“Legion” has assembled a nice, balanced cast of newcomers and old vets to surround Bettany. Dennis Quaid and Charles S. Dutton keep the kids honest, and the film is better for it. I would have liked to see more done with the various characters, especially Dutton and Quaid’s, but I suppose the story was always going to be about Adrianne Palicki’s Charlie and Lucas Black’s Jeep, with everyone else providing filler material. Although I like Black and Palicki (“Friday Night Lights”), they are mostly overshadowed by the explosions, flying bullet casings, and Paul Bettany keeping everyone alive. Stewart pulls a last-minute deus ex machina towards the end that I found to be unnecessary because it doesn’t work in the context of the story, and seems to undo a lot of what’s come before. Then again, it’s definitely a crowd pleaser moment, and I don’t fault Stewart too much for it.

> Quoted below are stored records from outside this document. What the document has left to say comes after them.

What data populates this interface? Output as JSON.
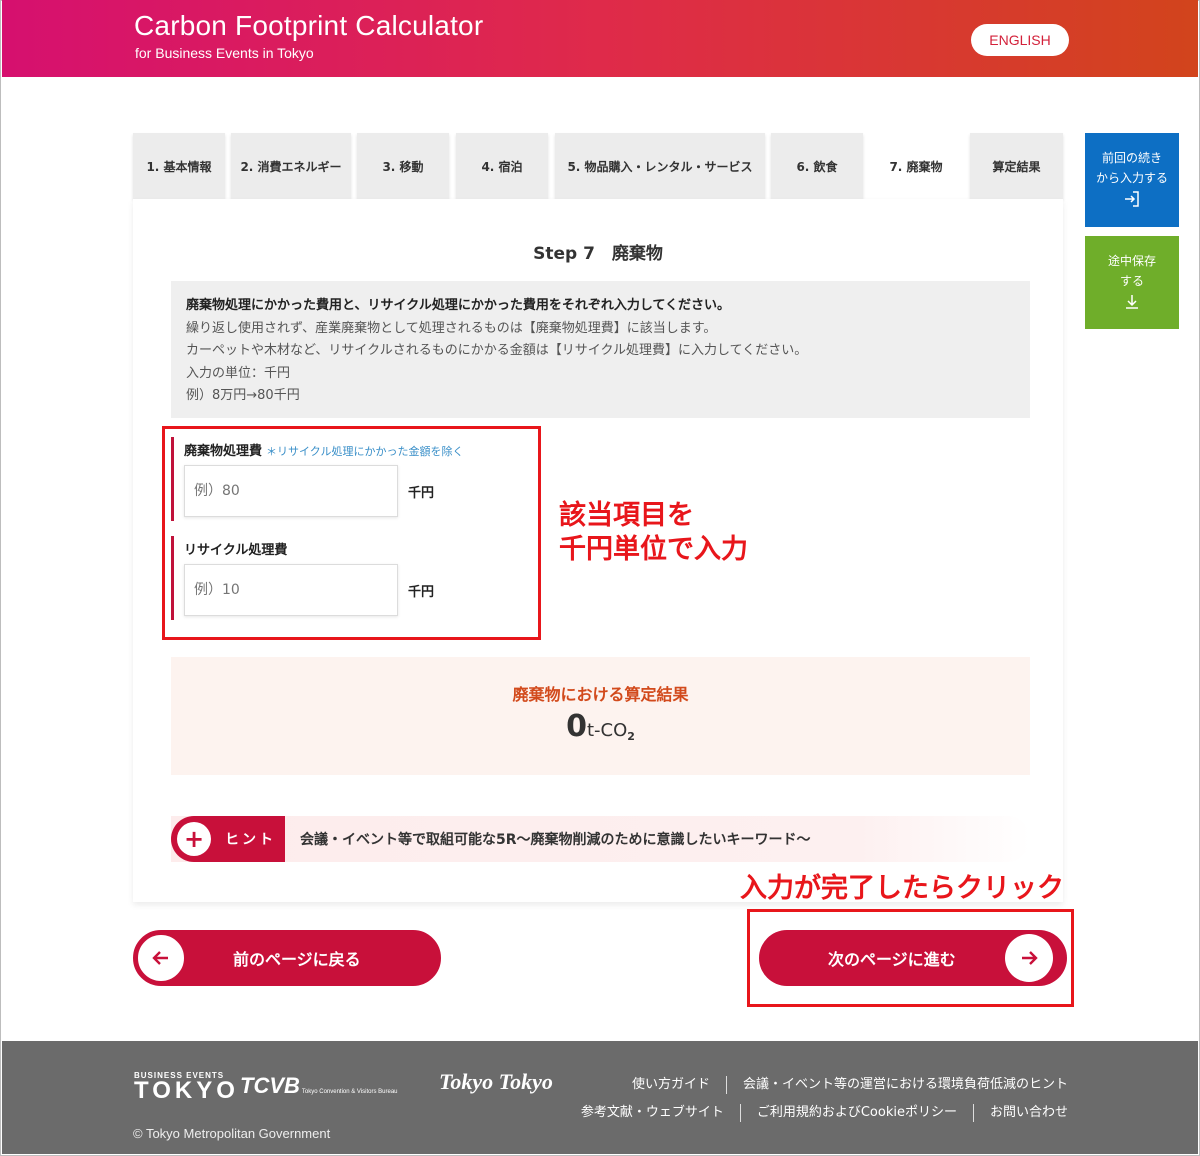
{
  "header": {
    "title": "Carbon Footprint Calculator",
    "subtitle": "for Business Events in Tokyo",
    "language_button": "ENGLISH"
  },
  "tabs": [
    {
      "label": "1. 基本情報",
      "active": false
    },
    {
      "label": "2. 消費エネルギー",
      "active": false
    },
    {
      "label": "3. 移動",
      "active": false
    },
    {
      "label": "4. 宿泊",
      "active": false
    },
    {
      "label": "5. 物品購入・レンタル・サービス",
      "active": false
    },
    {
      "label": "6. 飲食",
      "active": false
    },
    {
      "label": "7. 廃棄物",
      "active": true
    },
    {
      "label": "算定結果",
      "active": false
    }
  ],
  "side": {
    "resume_line1": "前回の続き",
    "resume_line2": "から入力する",
    "resume_icon": "login-icon",
    "save_line1": "途中保存",
    "save_line2": "する",
    "save_icon": "download-icon",
    "resume_color": "#0d6fc4",
    "save_color": "#6fae2a"
  },
  "main": {
    "step_title": "Step 7　廃棄物",
    "instructions": [
      "廃棄物処理にかかった費用と、リサイクル処理にかかった費用をそれぞれ入力してください。",
      "繰り返し使用されず、産業廃棄物として処理されるものは【廃棄物処理費】に該当します。",
      "カーペットや木材など、リサイクルされるものにかかる金額は【リサイクル処理費】に入力してください。",
      "入力の単位：千円",
      "例）8万円→80千円"
    ],
    "fields": {
      "waste": {
        "label": "廃棄物処理費",
        "note": "＊リサイクル処理にかかった金額を除く",
        "value": "",
        "placeholder": "例）80",
        "unit": "千円"
      },
      "recycle": {
        "label": "リサイクル処理費",
        "value": "",
        "placeholder": "例）10",
        "unit": "千円"
      }
    },
    "result": {
      "title": "廃棄物における算定結果",
      "value": "0",
      "unit": "t-CO",
      "unit_sub": "2"
    },
    "hint": {
      "badge": "ヒント",
      "text": "会議・イベント等で取組可能な5R〜廃棄物削減のために意識したいキーワード〜"
    }
  },
  "annotations": {
    "input_line1": "該当項目を",
    "input_line2": "千円単位で入力",
    "click": "入力が完了したらクリック",
    "color": "#e8161b"
  },
  "nav": {
    "prev_label": "前のページに戻る",
    "next_label": "次のページに進む",
    "accent_color": "#c8103a"
  },
  "footer": {
    "logo1_small": "BUSINESS EVENTS",
    "logo1_big": "TOKYO",
    "logo2": "TCVB",
    "logo2_sub": "Tokyo Convention & Visitors Bureau",
    "logo3": "Tokyo Tokyo",
    "links_row1": [
      "使い方ガイド",
      "会議・イベント等の運営における環境負荷低減のヒント"
    ],
    "links_row2": [
      "参考文献・ウェブサイト",
      "ご利用規約およびCookieポリシー",
      "お問い合わせ"
    ],
    "copyright": "© Tokyo Metropolitan Government"
  }
}
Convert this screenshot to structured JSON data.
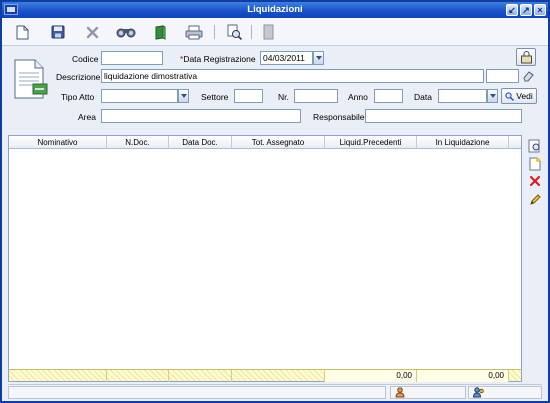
{
  "window": {
    "title": "Liquidazioni",
    "controls": [
      "minimize-icon",
      "maximize-icon",
      "close-icon"
    ]
  },
  "toolbar": {
    "buttons": [
      "new-document-icon",
      "save-icon",
      "delete-icon",
      "search-binoculars-icon",
      "book-icon",
      "print-icon",
      "print-preview-icon",
      "copy-icon"
    ]
  },
  "form": {
    "codice_label": "Codice",
    "codice_value": "",
    "data_registrazione_label": "Data Registrazione",
    "data_registrazione_required": "*",
    "data_registrazione_value": "04/03/2011",
    "descrizione_label": "Descrizione",
    "descrizione_value": "liquidazione dimostrativa",
    "descrizione_extra_value": "",
    "tipo_atto_label": "Tipo Atto",
    "tipo_atto_value": "",
    "settore_label": "Settore",
    "settore_value": "",
    "nr_label": "Nr.",
    "nr_value": "",
    "anno_label": "Anno",
    "anno_value": "",
    "data_label": "Data",
    "data_value": "",
    "vedi_label": "Vedi",
    "area_label": "Area",
    "area_value": "",
    "responsabile_label": "Responsabile",
    "responsabile_value": ""
  },
  "grid": {
    "columns": [
      "Nominativo",
      "N.Doc.",
      "Data Doc.",
      "Tot. Assegnato",
      "Liquid.Precedenti",
      "In Liquidazione"
    ],
    "rows": [],
    "totals": [
      "",
      "",
      "",
      "",
      "0,00",
      "0,00"
    ]
  },
  "side_actions": [
    "view-record-icon",
    "add-record-icon",
    "remove-record-icon",
    "edit-record-icon"
  ],
  "colors": {
    "titlebar": "#1750c8",
    "window_bg": "#e9eef7",
    "footer_bg": "#fffbd0",
    "required_mark": "#d40000"
  }
}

I didn’t expect “Legion” to break the mould, and for the most part it did meet most of my expectations. Ironically, had the film been a direct-to-DVD release, “Legion” would have met and exceeded all expectations. As a theatrical release, though, it probably needed just a little bit more to hit a home run. Confining much of the action to the Paradise Falls diner greatly limits Stewart’s ability to deliver an “epic” feel, but I suppose a combination of a limited budget (at least by Hollywood standards) and this being Stewart’s first film, it was probably very wise to limit the scope while hinting at a much bigger picture offscreen. For a former special effects man, there’s surprisingly very little monster make-up in “Legion”. Mind you, not that there aren’t any, but I had expected that someone who has been making a living in the field for as long as Stewart has (he’s worked on everything from “Iron Man” to the “Pirates of the Caribbean” films) to bring more in terms of monster action.
If the comments in some of our “Legion” threads are any indication, the film won’t find very many fans among those who read the Bible more than once a year. As a movie – a horror/action entry at that – “Legion” shows promise, but does falter in execution, especially in the middle section where the character pathos just seems to go on interminably. I would have liked to see more angel action, and have them be more fantastical in feel, but alas, that’s not to be. And as mentioned, Stewart’s film follows the plot beats of James Cameron’s two “Terminator” films closely, right down to the final scene, which leaves plenty of room for a sequel. I can picture the franchise continuing in direct-to-DVD form, but the box office numbers will tell the final tale.
Scott Stewart (director) / Peter Schink, Scott Stewart (screenplay)
CAST: Paul Bettany … Michael
Lucas Black … Jeep Hanson
Tyrese Gibson … Kyle Williams
Adrianne Palicki … Charlie
Charles S. Dutton … Percy Walker
Kevin Durand … Gabriel
Jon Tenney … Howard Anderson
Willa Holland … Audrey Anderson
Kate Walsh … Sandra Anderson
Dennis Quaid … Bob Hanson